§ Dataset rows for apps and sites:
* * *
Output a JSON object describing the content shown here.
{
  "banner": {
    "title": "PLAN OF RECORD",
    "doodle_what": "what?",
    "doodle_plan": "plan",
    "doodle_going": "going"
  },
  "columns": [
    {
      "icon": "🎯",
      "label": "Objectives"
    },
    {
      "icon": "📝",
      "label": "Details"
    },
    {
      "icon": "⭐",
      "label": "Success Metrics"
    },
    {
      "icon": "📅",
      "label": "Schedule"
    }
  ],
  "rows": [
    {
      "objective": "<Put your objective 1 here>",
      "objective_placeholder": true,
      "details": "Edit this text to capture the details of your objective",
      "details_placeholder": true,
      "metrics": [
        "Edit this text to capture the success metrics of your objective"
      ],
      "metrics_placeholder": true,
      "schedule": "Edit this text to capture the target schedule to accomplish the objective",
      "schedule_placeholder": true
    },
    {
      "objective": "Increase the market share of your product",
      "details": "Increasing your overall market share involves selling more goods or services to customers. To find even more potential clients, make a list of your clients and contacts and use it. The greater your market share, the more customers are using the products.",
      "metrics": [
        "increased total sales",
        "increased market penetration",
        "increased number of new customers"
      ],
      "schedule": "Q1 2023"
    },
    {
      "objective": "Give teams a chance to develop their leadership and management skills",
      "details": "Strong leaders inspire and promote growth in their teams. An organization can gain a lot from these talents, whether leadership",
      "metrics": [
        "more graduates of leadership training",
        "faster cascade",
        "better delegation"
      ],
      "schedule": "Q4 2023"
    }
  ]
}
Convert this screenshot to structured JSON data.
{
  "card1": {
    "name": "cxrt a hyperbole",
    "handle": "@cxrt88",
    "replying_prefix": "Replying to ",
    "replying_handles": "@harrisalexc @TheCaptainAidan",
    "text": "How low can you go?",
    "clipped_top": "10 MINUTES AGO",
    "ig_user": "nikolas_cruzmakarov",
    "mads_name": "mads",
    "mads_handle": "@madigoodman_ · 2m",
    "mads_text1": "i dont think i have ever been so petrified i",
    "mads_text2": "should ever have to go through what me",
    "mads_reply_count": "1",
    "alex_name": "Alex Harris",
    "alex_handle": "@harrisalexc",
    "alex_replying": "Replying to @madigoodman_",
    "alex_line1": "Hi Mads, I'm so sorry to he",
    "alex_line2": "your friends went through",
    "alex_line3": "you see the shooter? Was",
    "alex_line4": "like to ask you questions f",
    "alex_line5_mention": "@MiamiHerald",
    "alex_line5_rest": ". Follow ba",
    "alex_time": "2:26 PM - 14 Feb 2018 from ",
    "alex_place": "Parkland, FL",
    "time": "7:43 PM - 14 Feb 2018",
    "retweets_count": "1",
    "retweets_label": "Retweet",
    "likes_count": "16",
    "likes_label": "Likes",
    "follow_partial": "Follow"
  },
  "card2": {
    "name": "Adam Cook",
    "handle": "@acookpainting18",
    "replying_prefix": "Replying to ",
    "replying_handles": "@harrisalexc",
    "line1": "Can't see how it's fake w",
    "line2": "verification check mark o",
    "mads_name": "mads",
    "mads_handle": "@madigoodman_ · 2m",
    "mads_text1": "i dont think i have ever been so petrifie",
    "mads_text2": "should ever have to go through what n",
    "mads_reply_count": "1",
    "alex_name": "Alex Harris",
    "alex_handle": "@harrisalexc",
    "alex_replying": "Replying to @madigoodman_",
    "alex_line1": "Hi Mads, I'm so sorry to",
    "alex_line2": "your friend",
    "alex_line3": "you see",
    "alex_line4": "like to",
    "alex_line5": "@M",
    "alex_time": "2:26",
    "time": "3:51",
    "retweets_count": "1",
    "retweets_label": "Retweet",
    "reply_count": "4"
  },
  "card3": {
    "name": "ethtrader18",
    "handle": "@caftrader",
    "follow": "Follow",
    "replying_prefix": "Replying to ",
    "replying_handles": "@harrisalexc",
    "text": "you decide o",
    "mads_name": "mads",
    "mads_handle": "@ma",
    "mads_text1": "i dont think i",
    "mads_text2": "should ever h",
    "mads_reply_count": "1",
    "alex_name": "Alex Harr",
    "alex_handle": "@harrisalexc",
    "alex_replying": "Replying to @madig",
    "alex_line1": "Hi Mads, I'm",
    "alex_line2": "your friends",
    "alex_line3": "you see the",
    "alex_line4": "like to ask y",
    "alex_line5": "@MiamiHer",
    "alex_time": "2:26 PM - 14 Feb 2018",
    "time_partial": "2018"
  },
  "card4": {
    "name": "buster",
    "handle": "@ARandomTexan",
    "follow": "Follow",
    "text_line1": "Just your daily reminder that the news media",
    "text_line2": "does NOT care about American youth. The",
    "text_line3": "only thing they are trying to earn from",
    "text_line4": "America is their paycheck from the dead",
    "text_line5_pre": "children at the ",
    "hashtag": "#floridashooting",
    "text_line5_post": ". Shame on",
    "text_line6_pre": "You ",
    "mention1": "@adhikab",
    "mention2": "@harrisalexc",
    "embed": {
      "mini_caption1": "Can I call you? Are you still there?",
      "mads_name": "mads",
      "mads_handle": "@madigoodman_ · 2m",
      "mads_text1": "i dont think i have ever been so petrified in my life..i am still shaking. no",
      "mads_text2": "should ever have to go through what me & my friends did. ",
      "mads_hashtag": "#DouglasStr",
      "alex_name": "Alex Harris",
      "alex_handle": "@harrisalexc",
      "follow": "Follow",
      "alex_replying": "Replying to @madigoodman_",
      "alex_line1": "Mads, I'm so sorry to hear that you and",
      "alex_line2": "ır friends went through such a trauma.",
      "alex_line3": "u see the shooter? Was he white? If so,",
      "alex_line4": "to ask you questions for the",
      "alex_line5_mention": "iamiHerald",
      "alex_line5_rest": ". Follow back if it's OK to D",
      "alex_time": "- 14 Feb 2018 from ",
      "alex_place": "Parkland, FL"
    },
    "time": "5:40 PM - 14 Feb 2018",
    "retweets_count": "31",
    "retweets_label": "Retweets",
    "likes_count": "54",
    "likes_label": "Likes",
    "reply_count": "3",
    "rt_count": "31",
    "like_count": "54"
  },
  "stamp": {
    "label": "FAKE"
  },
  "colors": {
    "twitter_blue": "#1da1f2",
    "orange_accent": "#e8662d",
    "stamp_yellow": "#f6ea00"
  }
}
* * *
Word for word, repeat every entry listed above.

§ Exercise response:
Output a JSON object describing the content shown here.
{
  "banner": {
    "title": "PLAN OF RECORD",
    "doodle_what": "what?",
    "doodle_plan": "plan",
    "doodle_going": "going"
  },
  "columns": [
    {
      "icon": "🎯",
      "label": "Objectives"
    },
    {
      "icon": "📝",
      "label": "Details"
    },
    {
      "icon": "⭐",
      "label": "Success Metrics"
    },
    {
      "icon": "📅",
      "label": "Schedule"
    }
  ],
  "rows": [
    {
      "objective": "<Put your objective 1 here>",
      "objective_placeholder": true,
      "details": "Edit this text to capture the details of your objective",
      "details_placeholder": true,
      "metrics": [
        "Edit this text to capture the success metrics of your objective"
      ],
      "metrics_placeholder": true,
      "schedule": "Edit this text to capture the target schedule to accomplish the objective",
      "schedule_placeholder": true
    },
    {
      "objective": "Increase the market share of your product",
      "details": "Increasing your overall market share involves selling more goods or services to customers. To find even more potential clients, make a list of your clients and contacts and use it. The greater your market share, the more customers are using the products.",
      "metrics": [
        "increased total sales",
        "increased market penetration",
        "increased number of new customers"
      ],
      "schedule": "Q1 2023"
    },
    {
      "objective": "Give teams a chance to develop their leadership and management skills",
      "details": "Strong leaders inspire and promote growth in their teams. An organization can gain a lot from these talents, whether leadership",
      "metrics": [
        "more graduates of leadership training",
        "faster cascade",
        "better delegation"
      ],
      "schedule": "Q4 2023"
    }
  ]
}
Convert this screenshot to structured JSON data.
{
  "card1": {
    "name": "cxrt a hyperbole",
    "handle": "@cxrt88",
    "replying_prefix": "Replying to ",
    "replying_handles": "@harrisalexc @TheCaptainAidan",
    "text": "How low can you go?",
    "clipped_top": "10 MINUTES AGO",
    "ig_user": "nikolas_cruzmakarov",
    "mads_name": "mads",
    "mads_handle": "@madigoodman_ · 2m",
    "mads_text1": "i dont think i have ever been so petrified i",
    "mads_text2": "should ever have to go through what me",
    "mads_reply_count": "1",
    "alex_name": "Alex Harris",
    "alex_handle": "@harrisalexc",
    "alex_replying": "Replying to @madigoodman_",
    "alex_line1": "Hi Mads, I'm so sorry to he",
    "alex_line2": "your friends went through",
    "alex_line3": "you see the shooter? Was",
    "alex_line4": "like to ask you questions f",
    "alex_line5_mention": "@MiamiHerald",
    "alex_line5_rest": ". Follow ba",
    "alex_time": "2:26 PM - 14 Feb 2018 from ",
    "alex_place": "Parkland, FL",
    "time": "7:43 PM - 14 Feb 2018",
    "retweets_count": "1",
    "retweets_label": "Retweet",
    "likes_count": "16",
    "likes_label": "Likes",
    "follow_partial": "Follow"
  },
  "card2": {
    "name": "Adam Cook",
    "handle": "@acookpainting18",
    "replying_prefix": "Replying to ",
    "replying_handles": "@harrisalexc",
    "line1": "Can't see how it's fake w",
    "line2": "verification check mark o",
    "mads_name": "mads",
    "mads_handle": "@madigoodman_ · 2m",
    "mads_text1": "i dont think i have ever been so petrifie",
    "mads_text2": "should ever have to go through what n",
    "mads_reply_count": "1",
    "alex_name": "Alex Harris",
    "alex_handle": "@harrisalexc",
    "alex_replying": "Replying to @madigoodman_",
    "alex_line1": "Hi Mads, I'm so sorry to",
    "alex_line2": "your friend",
    "alex_line3": "you see",
    "alex_line4": "like to",
    "alex_line5": "@M",
    "alex_time": "2:26",
    "time": "3:51",
    "retweets_count": "1",
    "retweets_label": "Retweet",
    "reply_count": "4"
  },
  "card3": {
    "name": "ethtrader18",
    "handle": "@caftrader",
    "follow": "Follow",
    "replying_prefix": "Replying to ",
    "replying_handles": "@harrisalexc",
    "text": "you decide o",
    "mads_name": "mads",
    "mads_handle": "@ma",
    "mads_text1": "i dont think i",
    "mads_text2": "should ever h",
    "mads_reply_count": "1",
    "alex_name": "Alex Harr",
    "alex_handle": "@harrisalexc",
    "alex_replying": "Replying to @madig",
    "alex_line1": "Hi Mads, I'm",
    "alex_line2": "your friends",
    "alex_line3": "you see the",
    "alex_line4": "like to ask y",
    "alex_line5": "@MiamiHer",
    "alex_time": "2:26 PM - 14 Feb 2018",
    "time_partial": "2018"
  },
  "card4": {
    "name": "buster",
    "handle": "@ARandomTexan",
    "follow": "Follow",
    "text_line1": "Just your daily reminder that the news media",
    "text_line2": "does NOT care about American youth. The",
    "text_line3": "only thing they are trying to earn from",
    "text_line4": "America is their paycheck from the dead",
    "text_line5_pre": "children at the ",
    "hashtag": "#floridashooting",
    "text_line5_post": ". Shame on",
    "text_line6_pre": "You ",
    "mention1": "@adhikab",
    "mention2": "@harrisalexc",
    "embed": {
      "mini_caption1": "Can I call you? Are you still there?",
      "mads_name": "mads",
      "mads_handle": "@madigoodman_ · 2m",
      "mads_text1": "i dont think i have ever been so petrified in my life..i am still shaking. no",
      "mads_text2": "should ever have to go through what me & my friends did. ",
      "mads_hashtag": "#DouglasStr",
      "alex_name": "Alex Harris",
      "alex_handle": "@harrisalexc",
      "follow": "Follow",
      "alex_replying": "Replying to @madigoodman_",
      "alex_line1": "Mads, I'm so sorry to hear that you and",
      "alex_line2": "ır friends went through such a trauma.",
      "alex_line3": "u see the shooter? Was he white? If so,",
      "alex_line4": "to ask you questions for the",
      "alex_line5_mention": "iamiHerald",
      "alex_line5_rest": ". Follow back if it's OK to D",
      "alex_time": "- 14 Feb 2018 from ",
      "alex_place": "Parkland, FL"
    },
    "time": "5:40 PM - 14 Feb 2018",
    "retweets_count": "31",
    "retweets_label": "Retweets",
    "likes_count": "54",
    "likes_label": "Likes",
    "reply_count": "3",
    "rt_count": "31",
    "like_count": "54"
  },
  "stamp": {
    "label": "FAKE"
  },
  "colors": {
    "twitter_blue": "#1da1f2",
    "orange_accent": "#e8662d",
    "stamp_yellow": "#f6ea00"
  }
}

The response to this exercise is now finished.